Now a key vacancy opens on the Tribunal and a political war breaks out. Who wins and who loses? Some keys.
The death of the Supreme Court judge Ruth Bader Ginsburg it leaves the US Senate on uncharted political terrain, unprecedented in recent years for a high court vacancy so close to a presidential election.
House Majority Leader Mitch McConnell pledged in a statement Friday night that “President Donald Trump’s candidate will stand for a vote in the United States Senate.” But he did not say when or when how would it happen, and there is a great uncertainty about the process.
Here, some clues about what is to come, in the midst of a strong political struggle.
-Can the vacancy be filled before the November elections?
Yes, but that would require the process to advance at a dizzying pace. Nominations to the Supreme Court typically take around 70 days to pass through the Senate, and the latest, Brett Kavanaugh’s, took longer. The presidential elections will be held in 45 days. However, there are no rules outlining how long the process should take once President Donald Trump announces his election, and some have moved on faster than others. It all comes down to politics and votes.
-What is needed to confirm a nominee?
-Just a simple majority. Republicans control the Senate by a 53-47 margin, which means that, even losing three votes, they could confirm to the judge of their choice if Vice President Mike Pence breaks the tie at 50. Supreme Court nominations used to be need 60 upvotes for confirmation if any senators objected, but McConnell changed the rules in 2017 to allow them with just 51. He did so when Democrats threatened to obstruct Trump’s first hopeful. Neil Gorsuch.

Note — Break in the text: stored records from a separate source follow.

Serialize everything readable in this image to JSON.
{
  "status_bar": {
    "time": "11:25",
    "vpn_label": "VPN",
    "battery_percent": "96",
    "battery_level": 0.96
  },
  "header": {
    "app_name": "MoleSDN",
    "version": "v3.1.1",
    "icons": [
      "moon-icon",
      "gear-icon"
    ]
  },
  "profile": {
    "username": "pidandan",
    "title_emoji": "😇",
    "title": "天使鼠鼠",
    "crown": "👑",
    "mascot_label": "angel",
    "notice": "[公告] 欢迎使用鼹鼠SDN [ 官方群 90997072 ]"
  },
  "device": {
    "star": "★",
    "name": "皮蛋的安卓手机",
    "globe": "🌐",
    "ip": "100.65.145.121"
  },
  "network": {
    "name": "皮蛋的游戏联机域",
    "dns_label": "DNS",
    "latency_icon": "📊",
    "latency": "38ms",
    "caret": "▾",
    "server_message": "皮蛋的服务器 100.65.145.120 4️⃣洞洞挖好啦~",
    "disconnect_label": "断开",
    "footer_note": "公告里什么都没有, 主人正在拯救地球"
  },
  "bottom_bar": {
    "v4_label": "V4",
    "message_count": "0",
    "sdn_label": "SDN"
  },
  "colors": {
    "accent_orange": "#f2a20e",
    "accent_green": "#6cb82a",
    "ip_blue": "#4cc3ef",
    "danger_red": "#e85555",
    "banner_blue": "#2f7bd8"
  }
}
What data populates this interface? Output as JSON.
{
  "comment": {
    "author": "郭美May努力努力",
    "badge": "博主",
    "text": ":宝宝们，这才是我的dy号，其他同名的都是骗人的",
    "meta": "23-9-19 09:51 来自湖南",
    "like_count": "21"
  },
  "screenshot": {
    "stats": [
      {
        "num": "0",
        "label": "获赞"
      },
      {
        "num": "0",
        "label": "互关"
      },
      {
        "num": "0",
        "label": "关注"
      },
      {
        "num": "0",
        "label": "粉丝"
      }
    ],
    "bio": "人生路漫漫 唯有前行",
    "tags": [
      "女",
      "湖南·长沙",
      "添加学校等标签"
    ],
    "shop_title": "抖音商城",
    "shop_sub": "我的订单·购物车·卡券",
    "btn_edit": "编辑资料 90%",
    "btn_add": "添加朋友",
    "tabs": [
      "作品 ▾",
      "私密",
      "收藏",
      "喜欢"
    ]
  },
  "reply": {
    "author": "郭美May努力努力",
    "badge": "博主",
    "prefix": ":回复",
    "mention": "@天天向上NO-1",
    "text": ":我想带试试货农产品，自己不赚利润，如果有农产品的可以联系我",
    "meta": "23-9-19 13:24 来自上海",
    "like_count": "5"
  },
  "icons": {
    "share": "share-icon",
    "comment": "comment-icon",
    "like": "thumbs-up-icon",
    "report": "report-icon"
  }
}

-How does the electoral campaign influence?
– Republicans have to defend 25 of the 38 seats at stake in November, and many of their most vulnerable members have been eager to finish the fall session and return to their constituencies to campaign. The Senate recess is scheduled for mid-October, although the schedule could change.
Despite this, many of the senators in question may be reluctant to vote for the nominee before confronting their constituents, and their opinion could ultimately determine the timing of the process. McConnell is one of those who must revalidate his seat this year.
-Can the Senate fill the vacancy after the elections?
-Yes, Republicans could vote for Trump’s nominee in the sessions held after the November elections and before the new Congress takes office on January 3. Regardless of what happens in the presidential elections, Republicans are expected to remain in front of the upper house during this period.
The Senate could have until January 20, the date the president takes office, to act on Trump’s nominee. If the Republican president wins re-election and his candidate was not confirmed prior to taking office, he can run again as soon as his second term begins.
-How does the process work?
When a vacancy remains on the Supreme Court, the president is authorized by the Constitution to nominate someone to fill it. It is up to the Senate Judiciary Committee to examine the applicant and hold confirmation hearings. Once the committee gives the green light, the full Senate takes the final vote. This process goes through several time-consuming steps. Traditionally, senators want to meet and evaluate nominees themselves, which takes weeks of meetings on Capitol Hill.
And all this assuming the process runs smoothly. In 2018, Kavanaugh’s confirmation took more weeks than expected after Christine Blasey Ford accused him of sexually abusing her when they were teenagers. Kavanaugh denied the accusation was confirmed by the Senate by 51 votes in favor and 49 against.